**Writing Math.**

When it comes to authoring math, some simple expressions can be handled with the use of special characters, superscripts and subscripts; but more complex expressions require some hand-holding.

Today’s word processors support insertion of formulas into a document. The process most often involves the use of equation editors that guide the writer through a sequence to construct the correct terms and operators to be placed on a page.

In the case of documents being edited with OpenOffice, writers *Insert*→*Object*→*Formula *to launch an equation editor.

While at first intimidating, the equation editor is actually rather simple to use. One row of characters define a basic context for an operation, while the lower pane provides specifics of the operation or relationship. The user can then replace placeholders with specific variables to complete an equation that is then pasted into the word processor document.

These types of equations work well when building documents opened by the same word processor or when exporting to PDF files, but what happens to this math when it is displayed in a web page?

**Show Me.**

We start with a note about how math equations used to be displayed in browsers.

Up until recently, publishing work-flows that required use of mathematics used specialized typesetting commands and processors (e.g. LaTex) supported by dedicated rendering plug-ins. Other techniques rely on utilities to build image representations of the formula – these images could be displayed on most all versions of browsers and operating systems. (Even current word-processors often generate uncompressed images used as ‘stand-ins’ to show math in documents). But dedicated typesetting commands can be difficult to master, and large numbers of embedded images can add the the heft of the document size. Images also scale poorly if the user wishes to see larger representations of the equation.

More recently, word processors allow the user to export the document in XHTML format – the prerequisite step needed to use more recent rendering services available with current browsers.

When exporting a document from a word processor into XHTML format, the resulting page will often include tags that don’t look like your typical HTML.
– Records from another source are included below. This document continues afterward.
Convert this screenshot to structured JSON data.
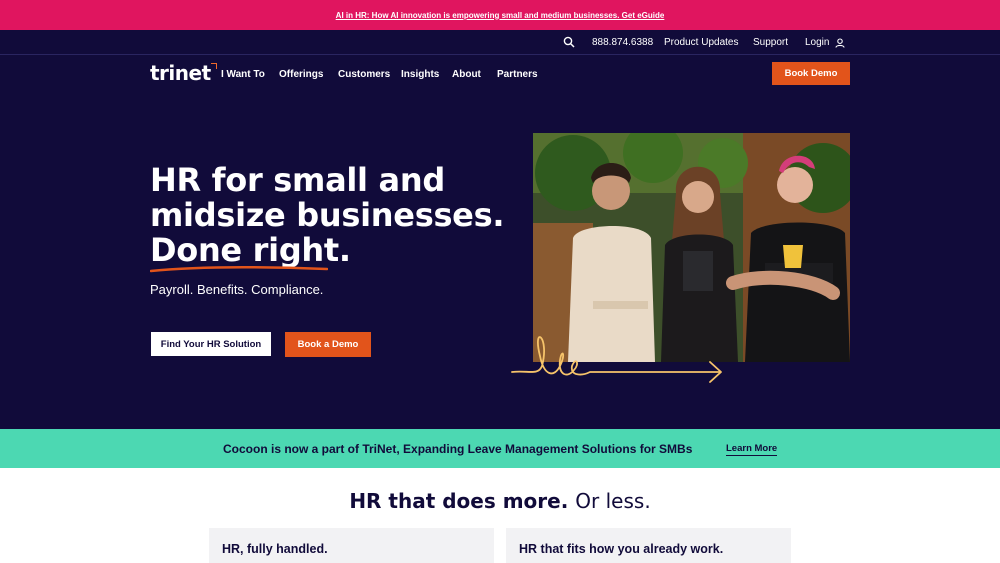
{
  "promo": {
    "text": "AI in HR: How AI innovation is empowering small and medium businesses. Get eGuide"
  },
  "utility": {
    "phone": "888.874.6388",
    "product_updates": "Product Updates",
    "support": "Support",
    "login": "Login"
  },
  "nav": {
    "logo": "trinet",
    "items": [
      "I Want To",
      "Offerings",
      "Customers",
      "Insights",
      "About",
      "Partners"
    ],
    "cta": "Book Demo"
  },
  "hero": {
    "line1": "HR for small and",
    "line2": "midsize businesses.",
    "line3": "Done right.",
    "subtitle": "Payroll. Benefits. Compliance.",
    "primary_button": "Find Your HR Solution",
    "secondary_button": "Book a Demo"
  },
  "announcement": {
    "message": "Cocoon is now a part of TriNet, Expanding Leave Management Solutions for SMBs",
    "link": "Learn More"
  },
  "section": {
    "title_bold": "HR that does more.",
    "title_light": "Or less."
  },
  "cards": [
    {
      "title": "HR, fully handled."
    },
    {
      "title": "HR that fits how you already work."
    }
  ],
  "colors": {
    "navy": "#110b3a",
    "pink": "#e0155f",
    "orange": "#e2541b",
    "teal": "#4cd8b2"
  }
}
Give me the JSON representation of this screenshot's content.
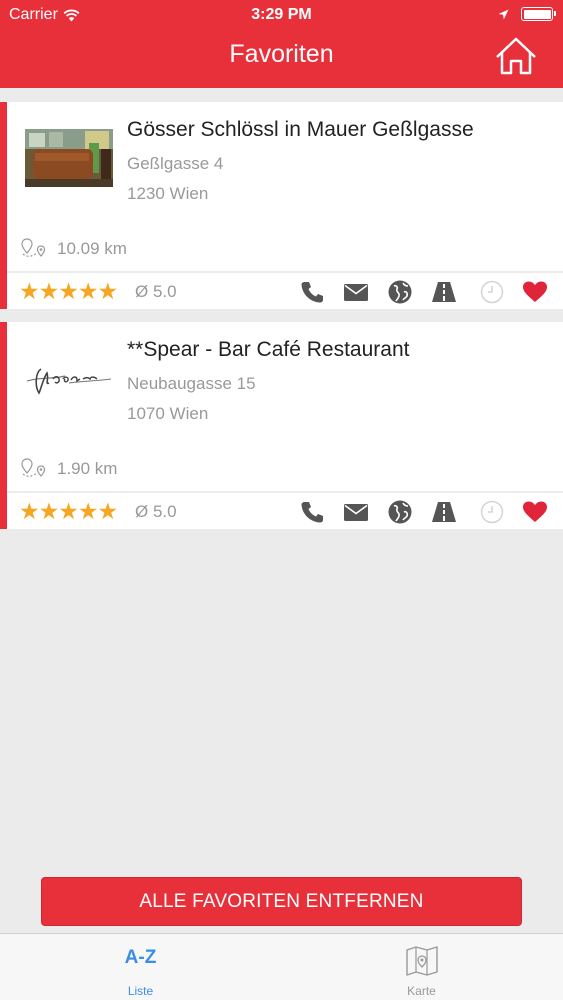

Those tags are elements belonging to the MathML namespace, an XML representation for describing mathematical notations on the web. When a file is saved in XHTML format, browsers are clued in to the fact that the document may include elements that go beyond the basic HTML elements (like <span> and <div>), and includes elements that need special handling (like <mrow> and <mfrac>).

The problem is, not all browsers open MathML with equal skill.

Opening a MathML / XHTML file on your local machine with Firefox and Opera works relatively well – the web page looks pretty much like the same document as viewed in the word processor. Opening the same file with Internet Explorer requires a plug-in, special software from companies like Design Science that helps the browser render the math elements. Opening the same file with Chrome and Safari on different operating systems provides very uneven results.

(The only way to really see how your browser handles MathML is to access the pages at the MathML test suite.)

The problem gets more complicated when placing the same file on a web server. The server (e.g. Apache, IIS, LIGHTTPD, must be configured to serve the math-containing file as **application/xhtml+xml** mime-type – but Internet Explorer users will have to wait for version 9 before their browsers properly process such files. (IE 8 - users need to be supported by techniques that make novice web administrators cringe.)

The range of performance relates to a variety of technical issues that are beyond the scope of this note. But suffice it so say that to some web browser providers, the use of mathematics on the web represents too small a need to justify the engineering effort required to provide the depth of technologies needed for a robust implementation.

One approach to work-around the current browser inconsistencies is to a technique similar to MathJax (another Design Science supported project).

The MathJax approach is useful to content publishers who have the ability to embed JavasScript references in the pages served to the web browser. MathJax enhanced publishers include code that allows a library of MathJax functions to convert the MathML on a document into ‘normal’ HTML on the page. The MathJax library effectively replaces the browser’s rendering to present math elements on the page. This is a 'JavaScript-assisted' solution that results in consistently high-quality math rendering on a variety of browser engines.

** What's the Moral of the Story?**

As frustrating as math publishing may be, the fact is that MathML is part of the new HTML5 specification – and ALL browsers will eventually support HTML5 and MathML. So use of MathML as the standard format for math expression is not so much a matter of when, but how soon and how good.

The fact is that there are enough technologies in place now to develop more useful web applications that include formulas and equations – the state of the industry is imperfect, but for most, there isn’t time for perfect.

And only by pushing the envelope in terms of expecting more from browser manufacturers and third party providers will the efforts of technical publishers ever start to make ‘perfect’ appear a bit closer.